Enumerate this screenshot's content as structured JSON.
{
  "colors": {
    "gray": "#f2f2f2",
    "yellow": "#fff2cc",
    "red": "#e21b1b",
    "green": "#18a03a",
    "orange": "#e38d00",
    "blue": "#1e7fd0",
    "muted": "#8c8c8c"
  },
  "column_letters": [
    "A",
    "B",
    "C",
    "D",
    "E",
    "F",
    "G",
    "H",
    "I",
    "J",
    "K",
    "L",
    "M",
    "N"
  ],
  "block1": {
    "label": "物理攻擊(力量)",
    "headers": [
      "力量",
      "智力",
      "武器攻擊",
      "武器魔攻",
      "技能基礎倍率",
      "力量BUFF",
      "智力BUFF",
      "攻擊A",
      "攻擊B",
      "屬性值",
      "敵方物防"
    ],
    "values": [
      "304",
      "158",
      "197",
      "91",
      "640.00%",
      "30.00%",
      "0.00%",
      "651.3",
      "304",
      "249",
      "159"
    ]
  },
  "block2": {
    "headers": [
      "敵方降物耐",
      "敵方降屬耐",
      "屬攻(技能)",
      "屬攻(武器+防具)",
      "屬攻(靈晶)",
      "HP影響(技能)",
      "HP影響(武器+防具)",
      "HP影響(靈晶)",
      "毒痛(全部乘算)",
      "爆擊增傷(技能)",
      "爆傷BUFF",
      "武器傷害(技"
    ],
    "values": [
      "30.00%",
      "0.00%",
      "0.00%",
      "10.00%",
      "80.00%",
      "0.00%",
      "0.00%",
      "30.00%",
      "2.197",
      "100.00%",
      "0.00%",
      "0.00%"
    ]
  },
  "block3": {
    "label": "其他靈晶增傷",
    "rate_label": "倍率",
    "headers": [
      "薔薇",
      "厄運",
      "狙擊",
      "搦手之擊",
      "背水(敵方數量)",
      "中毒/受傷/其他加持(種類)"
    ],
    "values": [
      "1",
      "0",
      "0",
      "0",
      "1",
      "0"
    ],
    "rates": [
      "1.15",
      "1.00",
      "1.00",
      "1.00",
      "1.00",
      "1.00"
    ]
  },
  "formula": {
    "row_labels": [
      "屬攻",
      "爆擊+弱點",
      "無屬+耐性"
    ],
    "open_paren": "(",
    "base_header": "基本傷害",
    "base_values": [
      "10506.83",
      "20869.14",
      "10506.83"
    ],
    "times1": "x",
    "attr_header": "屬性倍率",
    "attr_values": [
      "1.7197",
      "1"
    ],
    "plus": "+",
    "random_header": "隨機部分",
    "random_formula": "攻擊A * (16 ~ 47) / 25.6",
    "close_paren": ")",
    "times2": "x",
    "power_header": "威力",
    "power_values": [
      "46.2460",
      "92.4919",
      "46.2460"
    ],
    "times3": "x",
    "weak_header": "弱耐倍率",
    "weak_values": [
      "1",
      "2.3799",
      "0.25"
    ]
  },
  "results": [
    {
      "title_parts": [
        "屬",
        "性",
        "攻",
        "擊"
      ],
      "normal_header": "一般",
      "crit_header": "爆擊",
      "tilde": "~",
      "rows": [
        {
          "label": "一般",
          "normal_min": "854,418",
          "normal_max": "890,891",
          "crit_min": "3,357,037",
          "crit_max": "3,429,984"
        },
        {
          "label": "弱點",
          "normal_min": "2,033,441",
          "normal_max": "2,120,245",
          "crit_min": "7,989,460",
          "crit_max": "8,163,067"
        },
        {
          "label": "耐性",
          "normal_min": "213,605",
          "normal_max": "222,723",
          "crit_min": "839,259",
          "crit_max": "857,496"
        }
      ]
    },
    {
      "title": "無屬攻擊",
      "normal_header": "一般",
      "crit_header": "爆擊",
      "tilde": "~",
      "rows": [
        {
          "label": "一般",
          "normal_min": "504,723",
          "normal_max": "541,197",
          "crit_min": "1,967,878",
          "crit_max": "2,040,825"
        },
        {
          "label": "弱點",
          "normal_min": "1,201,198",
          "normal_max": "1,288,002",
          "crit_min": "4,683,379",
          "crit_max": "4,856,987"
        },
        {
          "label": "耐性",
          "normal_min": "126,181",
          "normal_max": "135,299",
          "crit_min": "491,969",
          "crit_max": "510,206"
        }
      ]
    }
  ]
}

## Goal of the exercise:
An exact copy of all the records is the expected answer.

## Output of the exercise:
Enumerate this screenshot's content as structured JSON.
{
  "colors": {
    "gray": "#f2f2f2",
    "yellow": "#fff2cc",
    "red": "#e21b1b",
    "green": "#18a03a",
    "orange": "#e38d00",
    "blue": "#1e7fd0",
    "muted": "#8c8c8c"
  },
  "column_letters": [
    "A",
    "B",
    "C",
    "D",
    "E",
    "F",
    "G",
    "H",
    "I",
    "J",
    "K",
    "L",
    "M",
    "N"
  ],
  "block1": {
    "label": "物理攻擊(力量)",
    "headers": [
      "力量",
      "智力",
      "武器攻擊",
      "武器魔攻",
      "技能基礎倍率",
      "力量BUFF",
      "智力BUFF",
      "攻擊A",
      "攻擊B",
      "屬性值",
      "敵方物防"
    ],
    "values": [
      "304",
      "158",
      "197",
      "91",
      "640.00%",
      "30.00%",
      "0.00%",
      "651.3",
      "304",
      "249",
      "159"
    ]
  },
  "block2": {
    "headers": [
      "敵方降物耐",
      "敵方降屬耐",
      "屬攻(技能)",
      "屬攻(武器+防具)",
      "屬攻(靈晶)",
      "HP影響(技能)",
      "HP影響(武器+防具)",
      "HP影響(靈晶)",
      "毒痛(全部乘算)",
      "爆擊增傷(技能)",
      "爆傷BUFF",
      "武器傷害(技"
    ],
    "values": [
      "30.00%",
      "0.00%",
      "0.00%",
      "10.00%",
      "80.00%",
      "0.00%",
      "0.00%",
      "30.00%",
      "2.197",
      "100.00%",
      "0.00%",
      "0.00%"
    ]
  },
  "block3": {
    "label": "其他靈晶增傷",
    "rate_label": "倍率",
    "headers": [
      "薔薇",
      "厄運",
      "狙擊",
      "搦手之擊",
      "背水(敵方數量)",
      "中毒/受傷/其他加持(種類)"
    ],
    "values": [
      "1",
      "0",
      "0",
      "0",
      "1",
      "0"
    ],
    "rates": [
      "1.15",
      "1.00",
      "1.00",
      "1.00",
      "1.00",
      "1.00"
    ]
  },
  "formula": {
    "row_labels": [
      "屬攻",
      "爆擊+弱點",
      "無屬+耐性"
    ],
    "open_paren": "(",
    "base_header": "基本傷害",
    "base_values": [
      "10506.83",
      "20869.14",
      "10506.83"
    ],
    "times1": "x",
    "attr_header": "屬性倍率",
    "attr_values": [
      "1.7197",
      "1"
    ],
    "plus": "+",
    "random_header": "隨機部分",
    "random_formula": "攻擊A * (16 ~ 47) / 25.6",
    "close_paren": ")",
    "times2": "x",
    "power_header": "威力",
    "power_values": [
      "46.2460",
      "92.4919",
      "46.2460"
    ],
    "times3": "x",
    "weak_header": "弱耐倍率",
    "weak_values": [
      "1",
      "2.3799",
      "0.25"
    ]
  },
  "results": [
    {
      "title_parts": [
        "屬",
        "性",
        "攻",
        "擊"
      ],
      "normal_header": "一般",
      "crit_header": "爆擊",
      "tilde": "~",
      "rows": [
        {
          "label": "一般",
          "normal_min": "854,418",
          "normal_max": "890,891",
          "crit_min": "3,357,037",
          "crit_max": "3,429,984"
        },
        {
          "label": "弱點",
          "normal_min": "2,033,441",
          "normal_max": "2,120,245",
          "crit_min": "7,989,460",
          "crit_max": "8,163,067"
        },
        {
          "label": "耐性",
          "normal_min": "213,605",
          "normal_max": "222,723",
          "crit_min": "839,259",
          "crit_max": "857,496"
        }
      ]
    },
    {
      "title": "無屬攻擊",
      "normal_header": "一般",
      "crit_header": "爆擊",
      "tilde": "~",
      "rows": [
        {
          "label": "一般",
          "normal_min": "504,723",
          "normal_max": "541,197",
          "crit_min": "1,967,878",
          "crit_max": "2,040,825"
        },
        {
          "label": "弱點",
          "normal_min": "1,201,198",
          "normal_max": "1,288,002",
          "crit_min": "4,683,379",
          "crit_max": "4,856,987"
        },
        {
          "label": "耐性",
          "normal_min": "126,181",
          "normal_max": "135,299",
          "crit_min": "491,969",
          "crit_max": "510,206"
        }
      ]
    }
  ]
}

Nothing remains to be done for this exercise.